In a recent interview Fanzhi discusses the effects of the Cultural Revolution on artists, saying “The impact…has been huge for us—it has contributed to the complicated milieu that our generation grew up in. As artists, we have too many experiences to serve as our creative inspirations. Apart from dealing with humanity and the society, however, my work is also looking towards the future. Whereas my early work focused on my life and my past, my later work connects with the world, functioning as a dialogue between Eastern and Western cultures.”
Many of Fanzhi’s portraits can be characterized by their large, frank eyes, and the overall sense can be very unnerving.
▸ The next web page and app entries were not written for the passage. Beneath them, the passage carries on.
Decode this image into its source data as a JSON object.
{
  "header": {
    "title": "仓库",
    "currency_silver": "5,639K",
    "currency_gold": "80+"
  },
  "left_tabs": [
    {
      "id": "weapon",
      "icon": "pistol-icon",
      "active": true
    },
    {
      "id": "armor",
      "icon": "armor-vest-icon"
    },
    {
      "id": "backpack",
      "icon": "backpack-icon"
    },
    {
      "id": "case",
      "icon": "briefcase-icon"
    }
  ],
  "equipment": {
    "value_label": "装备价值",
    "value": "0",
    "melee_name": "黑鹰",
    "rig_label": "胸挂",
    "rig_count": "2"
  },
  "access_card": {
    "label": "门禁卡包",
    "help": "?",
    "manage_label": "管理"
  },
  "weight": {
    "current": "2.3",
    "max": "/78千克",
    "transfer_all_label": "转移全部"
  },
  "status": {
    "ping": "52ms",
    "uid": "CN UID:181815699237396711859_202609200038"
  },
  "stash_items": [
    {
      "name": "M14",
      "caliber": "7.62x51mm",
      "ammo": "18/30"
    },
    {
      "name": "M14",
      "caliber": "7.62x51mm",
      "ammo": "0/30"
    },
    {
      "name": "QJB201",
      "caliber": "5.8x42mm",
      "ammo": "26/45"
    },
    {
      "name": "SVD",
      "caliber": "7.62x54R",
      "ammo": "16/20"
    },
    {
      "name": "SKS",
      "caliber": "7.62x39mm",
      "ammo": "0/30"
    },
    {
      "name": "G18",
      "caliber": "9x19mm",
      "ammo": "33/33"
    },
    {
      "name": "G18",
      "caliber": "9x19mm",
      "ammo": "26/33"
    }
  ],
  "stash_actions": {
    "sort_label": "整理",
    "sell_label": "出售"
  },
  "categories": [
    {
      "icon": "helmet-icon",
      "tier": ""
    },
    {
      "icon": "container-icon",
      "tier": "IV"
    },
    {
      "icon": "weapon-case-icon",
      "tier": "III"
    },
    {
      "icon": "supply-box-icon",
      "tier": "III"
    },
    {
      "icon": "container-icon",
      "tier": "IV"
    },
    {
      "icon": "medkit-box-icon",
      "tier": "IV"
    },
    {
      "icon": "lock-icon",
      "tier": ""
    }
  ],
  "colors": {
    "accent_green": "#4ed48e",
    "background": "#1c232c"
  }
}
In Portrait, 09-07-1, from 2009, a young boy stares at the viewer solemnly and directly, unwavering. The painting depicts only the face, neck, and shoulders of the boy, his skin scraped at to create light and shadow, the boy seeming tense with emotion.
While the eyes are still central in the 1990 A Man in Melancholy, the paint appears thicker and consequently the overall painting seems somehow heavier. The eyes again draw in the viewer, but unlike the artist’s later portraits, here Fanzhi has painted in the man’s entire body and some of the background as well. The colors are more muted, are imbued with grey tones. His body looks burdened by the weight of the paint and the weight of his pose.
Again the eyes play a key to Portrait, from 2004, but all naturalism is gone: Fanzhi has replaced the pupil with a crosshatched grid. It is as if the man in the red overcoat has a target in his eyes. He stands next to a rocking horse, too small for him to ride. Despite the shadows of the man and horse—falling in opposite directions—the image feels extremely two-dimensional. Fanzhi has again used a sort of scraping technique, but it is as if he has rubbed away at something that was already flat.
Gagosian Gallery Hong Kong’s exhibition gathers together some of Fanzhi’s most important paintings from the past two decades. While the viewer can follow clear stylistic changes, perhaps most intriguing are the countless representations of the human spirit.
– G. Linden